Romainan An-30 aircraft used in Open Skies.

Norwegian and American inspectors embark on a joint inspection flight over Russian territory as part of the Open Skies Treaty.


The flight takes place in the period April 27-30 from a Romanian An-30 plane, head of Russia’s National Nuclear Risk Reduction Center Sergei Ryzhkov says to the Ministry of Defense’s web site.

Russian specialists will be on board the aircraft to monitor the use of equipment. Ryzhkov underlines that the An-30 plane is not equipped with any weapons and only uses internationally-approved observation technology allowed by the treaty.

The Open Skies Treaty, signed in 1992 at the initiative of U.S. President George Bush Sr., established a regime of unarmed aerial observation flights over the territories of its 34 member states to promote openness and transparency of military forces and activities.

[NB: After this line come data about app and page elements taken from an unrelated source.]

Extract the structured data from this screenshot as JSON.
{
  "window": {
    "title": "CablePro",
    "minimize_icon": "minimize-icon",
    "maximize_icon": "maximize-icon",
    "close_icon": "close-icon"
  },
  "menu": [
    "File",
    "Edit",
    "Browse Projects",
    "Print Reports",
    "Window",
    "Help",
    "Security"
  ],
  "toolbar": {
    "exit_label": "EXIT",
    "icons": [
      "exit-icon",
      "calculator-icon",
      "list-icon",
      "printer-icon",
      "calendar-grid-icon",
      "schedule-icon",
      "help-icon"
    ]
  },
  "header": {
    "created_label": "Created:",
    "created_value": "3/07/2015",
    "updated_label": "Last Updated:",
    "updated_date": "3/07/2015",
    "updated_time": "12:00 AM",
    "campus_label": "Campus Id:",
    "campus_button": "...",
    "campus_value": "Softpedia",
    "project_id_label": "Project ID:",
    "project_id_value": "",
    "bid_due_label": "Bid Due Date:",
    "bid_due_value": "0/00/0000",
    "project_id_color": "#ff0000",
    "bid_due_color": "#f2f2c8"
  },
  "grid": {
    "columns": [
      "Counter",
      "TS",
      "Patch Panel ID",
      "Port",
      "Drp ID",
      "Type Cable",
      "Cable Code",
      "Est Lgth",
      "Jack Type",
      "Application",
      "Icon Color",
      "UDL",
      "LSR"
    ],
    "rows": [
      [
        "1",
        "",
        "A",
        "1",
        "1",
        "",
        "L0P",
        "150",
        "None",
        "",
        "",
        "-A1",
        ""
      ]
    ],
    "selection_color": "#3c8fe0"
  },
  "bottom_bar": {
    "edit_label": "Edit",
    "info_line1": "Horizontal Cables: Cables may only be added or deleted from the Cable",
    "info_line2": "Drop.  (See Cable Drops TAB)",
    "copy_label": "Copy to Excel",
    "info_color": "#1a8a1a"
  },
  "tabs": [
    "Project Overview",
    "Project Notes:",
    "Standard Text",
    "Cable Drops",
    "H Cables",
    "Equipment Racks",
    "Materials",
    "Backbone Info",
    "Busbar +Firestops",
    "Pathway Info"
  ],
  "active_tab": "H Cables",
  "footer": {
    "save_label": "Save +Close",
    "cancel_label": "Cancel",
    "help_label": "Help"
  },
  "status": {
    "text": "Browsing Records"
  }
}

The Open Skies regime covers the territory over which the State Party exercises sovereignty, including land, islands, and internal and territorial waters. The treaty specifies that the entire territory of a State Party is open to observation. Observation flights may only be restricted for reasons of flight safety; not for reasons of national security. Imagery collected from Open Skies missions is available to any State Party upon request.